Choosing the Right Threadlocker

When vehicle repair instructions call for threadlocker use, knowing the difference between each type and color designation will save you a lot of trouble.

Choosing the right threadlocker

What is Threadlocker?

Threadlocker is a liquid that seals and locks threaded metal fasteners. When applied to the threads of a fastener, the liquid threadlocker flows into the gaps between the threads and fills them. 

Blue threadlocker on bolts

Without any oxygen, the threadlocker cures and hardens, and in doing so generates a seal, locking the threads together so the fasteners won’t come loose even when shaken. This is why threadlocker is essential in the assembly of engines or suspension systems that constantly experience movement and vibration.

Threadlocker Color-Coding

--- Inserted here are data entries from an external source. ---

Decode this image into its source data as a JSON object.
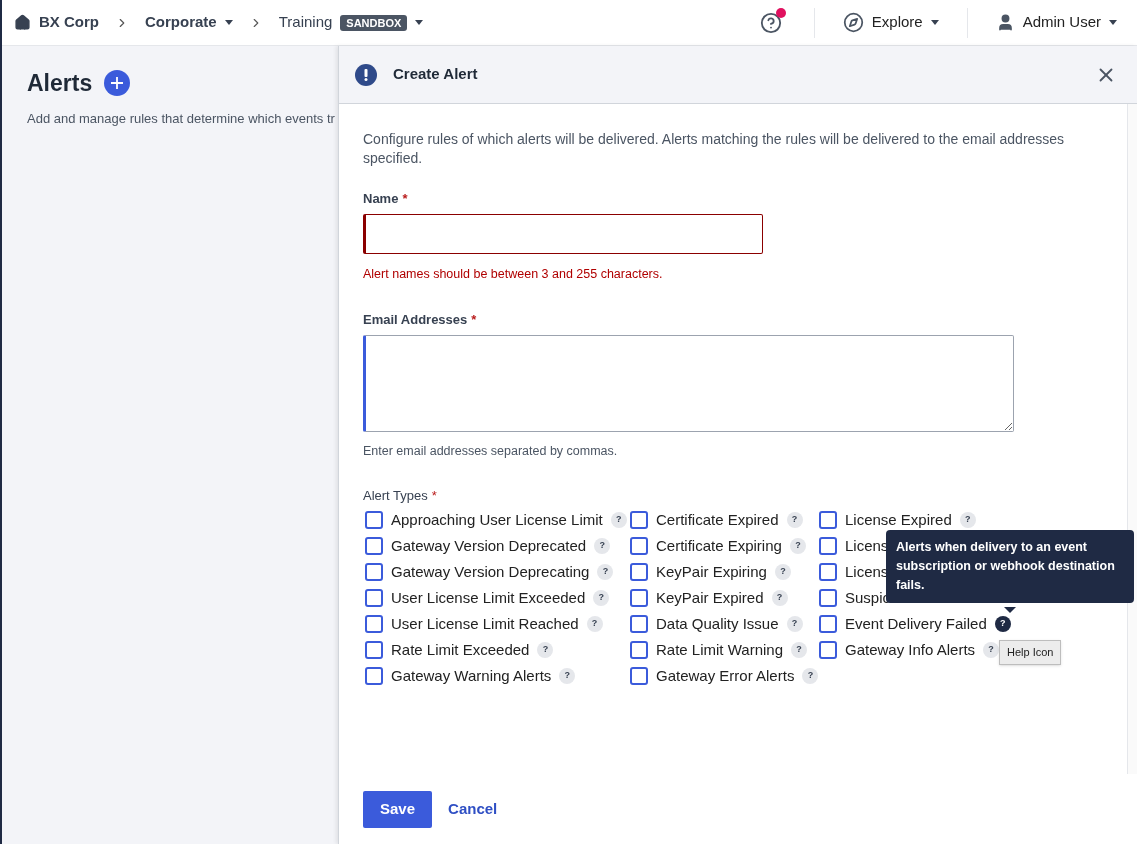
{
  "nav": {
    "breadcrumbs": [
      {
        "label": "BX Corp",
        "dropdown": false
      },
      {
        "label": "Corporate",
        "dropdown": true
      },
      {
        "label": "Training",
        "badge": "SANDBOX",
        "dropdown": true
      }
    ],
    "help_notification": true,
    "explore": "Explore",
    "user": "Admin User"
  },
  "page": {
    "title": "Alerts",
    "description": "Add and manage rules that determine which events tr"
  },
  "panel": {
    "title": "Create Alert",
    "intro": "Configure rules of which alerts will be delivered. Alerts matching the rules will be delivered to the email addresses specified.",
    "name_field": {
      "label": "Name",
      "required_mark": "*",
      "invalid": true,
      "error": "Alert names should be between 3 and 255 characters."
    },
    "email_field": {
      "label": "Email Addresses",
      "required_mark": "*",
      "focused": true,
      "hint": "Enter email addresses separated by commas."
    },
    "alert_types": {
      "label": "Alert Types",
      "required_mark": "*",
      "columns": [
        [
          {
            "label": "Approaching User License Limit",
            "checked": false,
            "help_icon": "?",
            "help_active": false
          },
          {
            "label": "Gateway Version Deprecated",
            "checked": false,
            "help_icon": "?",
            "help_active": false
          },
          {
            "label": "Gateway Version Deprecating",
            "checked": false,
            "help_icon": "?",
            "help_active": false
          },
          {
            "label": "User License Limit Exceeded",
            "checked": false,
            "help_icon": "?",
            "help_active": false
          },
          {
            "label": "User License Limit Reached",
            "checked": false,
            "help_icon": "?",
            "help_active": false
          },
          {
            "label": "Rate Limit Exceeded",
            "checked": false,
            "help_icon": "?",
            "help_active": false
          },
          {
            "label": "Gateway Warning Alerts",
            "checked": false,
            "help_icon": "?",
            "help_active": false
          }
        ],
        [
          {
            "label": "Certificate Expired",
            "checked": false,
            "help_icon": "?",
            "help_active": false
          },
          {
            "label": "Certificate Expiring",
            "checked": false,
            "help_icon": "?",
            "help_active": false
          },
          {
            "label": "KeyPair Expiring",
            "checked": false,
            "help_icon": "?",
            "help_active": false
          },
          {
            "label": "KeyPair Expired",
            "checked": false,
            "help_icon": "?",
            "help_active": false
          },
          {
            "label": "Data Quality Issue",
            "checked": false,
            "help_icon": "?",
            "help_active": false
          },
          {
            "label": "Rate Limit Warning",
            "checked": false,
            "help_icon": "?",
            "help_active": false
          },
          {
            "label": "Gateway Error Alerts",
            "checked": false,
            "help_icon": "?",
            "help_active": false
          }
        ],
        [
          {
            "label": "License Expired",
            "checked": false,
            "help_icon": "?",
            "help_active": false
          },
          {
            "label": "Licens",
            "checked": false
          },
          {
            "label": "Licens",
            "checked": false
          },
          {
            "label": "Suspic",
            "checked": false
          },
          {
            "label": "Event Delivery Failed",
            "checked": false,
            "help_icon": "?",
            "help_active": true
          },
          {
            "label": "Gateway Info Alerts",
            "checked": false,
            "help_icon": "?",
            "help_active": false
          }
        ]
      ]
    },
    "tooltip": "Alerts when delivery to an event subscription or webhook destination fails.",
    "hover_label": "Help Icon",
    "save": "Save",
    "cancel": "Cancel"
  }
}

Red Threadlocker

The highest strength threadlocker, with a shear strength of up to 225 foot-pounds of torque before the threadlocker’s hold is broken. Red threadlocker can be used on fasteners up to 1 inch in diameter, and can withstand temperatures of up to 300°F. It’s commonly used on internal engine fasteners, vehicle suspension fasteners, and wheel studs. Fasteners with red threadlocker require extreme heat (over 450°F) before they can be disassembled.

Permatex red threadlocker

Permatex blue threadlocker

Blue Threadlocker

The medium strength threadlocker, with a shear strength of up to 150 foot-pounds of torque before the threadlocker’s hold is broken. Blue threadlocker can be used on fasteners up to ¾ inch in diameter, and withstands temperatures up to 300°F. It’s commonly used on valve covers, oil pans, and water pumps. Fasteners with blue threadlocker can be disassembled with regular hand tools.

Purple Threadlocker 

The lowest strength threadlocker, with a shear strength of up to 120 foot-pounds of torque before the threadlocker’s hold is broken. Purple threadlocker can be used on fasteners up to ¼ inch in diameter, and withstands temperatures of up to 300°F. It’s commonly used on low-strength metals such as aluminum or brass, and fasteners with small thread sizes to avoid shearing during disassembly. Fasteners with purple threadlocker can be disassembled with regular hand tools.

ThreeBond purple threadlocker

Permatex green threadlocker

Green Threadlocker 

The wicking threadlocker, which can penetrate into the threads of engaged fasteners, so there’s no need to disassemble them for the threadlocker to be applied. Green threadlocker is of medium strength and commonly used on electrical connectors and instrumentation fasteners.

These descriptions are generalizations of each color-coding of threadlocker, since products exist of the same color designation with slightly varying properties. For example, the Loctite brand blue threadlocker 243 is resistant to oils, whereas the Loctite blue threadlocker 242 is not. Also, the exact strength of a particular threadlocker product varies by manufacturer (Loctite, Permatex, etc.).

Loctite blue threadlocker

Loctite red threadlocker

How to Choose the Right Threadlocker

When choosing the correct threadlocker for a particular application, you’ll need to consider the strength the threadlocker will be required to provide; the size of the fasteners; the heat the threadlocker must withstand; whether the threadlocker will be exposed to chemicals; and whether the fasteners will need to be disassembled again.

Blue threadlocker application

Strength and Size

If the fasteners will be tightened to a high torque, the threadlocker’s shear strength needs to be strong to prevent the torque breaking its hold on the fasteners, and to keep its hold if it’ll encounter repeated vibrations. Stronger threadlockers are better suited for larger diameter threads, while low-strength threadlockers are better for smaller diameter threads, where shearing may be a risk with a stronger threadlocker.

Chemicals and Heat 

The threadlocker must be able to withstand the heat the fasteners operate in without losing its hold, and be resistant to and unaffected by any chemicals it may come into contact with, such as oils or fuels.

Using Threadlocker

Most service and repair jobs require blue or purple threadlocker. Follow the manufacturer’s instructions in a service manual or included with an OEM part if you’re not sure.

Red threadlocker use

When applying threadlocker, use just enough to coat the threads where the fasteners meet. Any more than that is a waste of product and money. Use a single drop of threadlocker on smaller threads, and 2-3 drops on larger threads.

Threadlocker is a chemical compound with a limited lifespan that becomes less effective over time. Each threadlocker product lasts about a year from when you first opened it, so expect to replace it every 12 months whether you used it up or not.

body

Why Partzilla?

Commercial Discounts

Special discounts for companies in the powersports industry

Details

Government Sales

Discounts for federal and most state and municipal agencies

Details